:: Records provided ::
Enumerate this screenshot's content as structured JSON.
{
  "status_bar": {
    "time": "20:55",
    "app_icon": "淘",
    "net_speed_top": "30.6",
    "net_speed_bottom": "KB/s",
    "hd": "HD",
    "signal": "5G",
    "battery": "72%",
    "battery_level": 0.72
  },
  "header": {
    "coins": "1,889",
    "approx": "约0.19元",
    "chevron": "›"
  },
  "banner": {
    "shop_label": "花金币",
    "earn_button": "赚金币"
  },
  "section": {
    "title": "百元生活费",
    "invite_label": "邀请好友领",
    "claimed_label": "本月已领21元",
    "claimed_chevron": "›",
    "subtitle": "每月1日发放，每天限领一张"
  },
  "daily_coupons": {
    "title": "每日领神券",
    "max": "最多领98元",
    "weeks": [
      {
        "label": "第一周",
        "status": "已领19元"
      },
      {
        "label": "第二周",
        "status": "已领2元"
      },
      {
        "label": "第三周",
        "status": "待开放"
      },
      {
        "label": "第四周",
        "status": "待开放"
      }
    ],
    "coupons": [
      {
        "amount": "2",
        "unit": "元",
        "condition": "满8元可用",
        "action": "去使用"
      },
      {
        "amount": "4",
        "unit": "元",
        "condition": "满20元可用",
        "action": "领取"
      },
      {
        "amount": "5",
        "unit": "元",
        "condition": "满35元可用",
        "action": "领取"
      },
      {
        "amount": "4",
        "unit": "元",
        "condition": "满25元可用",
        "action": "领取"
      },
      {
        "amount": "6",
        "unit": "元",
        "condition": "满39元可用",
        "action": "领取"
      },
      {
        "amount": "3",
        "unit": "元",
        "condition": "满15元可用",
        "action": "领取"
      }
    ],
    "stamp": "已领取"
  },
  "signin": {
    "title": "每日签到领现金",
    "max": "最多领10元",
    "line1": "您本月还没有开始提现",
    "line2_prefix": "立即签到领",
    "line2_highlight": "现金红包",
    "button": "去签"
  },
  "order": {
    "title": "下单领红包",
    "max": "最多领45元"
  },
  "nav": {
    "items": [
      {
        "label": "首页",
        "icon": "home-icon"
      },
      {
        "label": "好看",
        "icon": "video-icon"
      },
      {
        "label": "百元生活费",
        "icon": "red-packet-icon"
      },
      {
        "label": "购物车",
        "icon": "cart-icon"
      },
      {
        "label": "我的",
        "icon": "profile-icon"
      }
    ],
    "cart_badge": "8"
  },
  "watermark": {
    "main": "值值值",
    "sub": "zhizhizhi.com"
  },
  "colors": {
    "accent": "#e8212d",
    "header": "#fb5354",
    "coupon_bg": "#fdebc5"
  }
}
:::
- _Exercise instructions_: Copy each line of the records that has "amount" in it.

- _Solution_:
        "amount": "2",
        "amount": "4",
        "amount": "5",
        "amount": "4",
        "amount": "6",
        "amount": "3",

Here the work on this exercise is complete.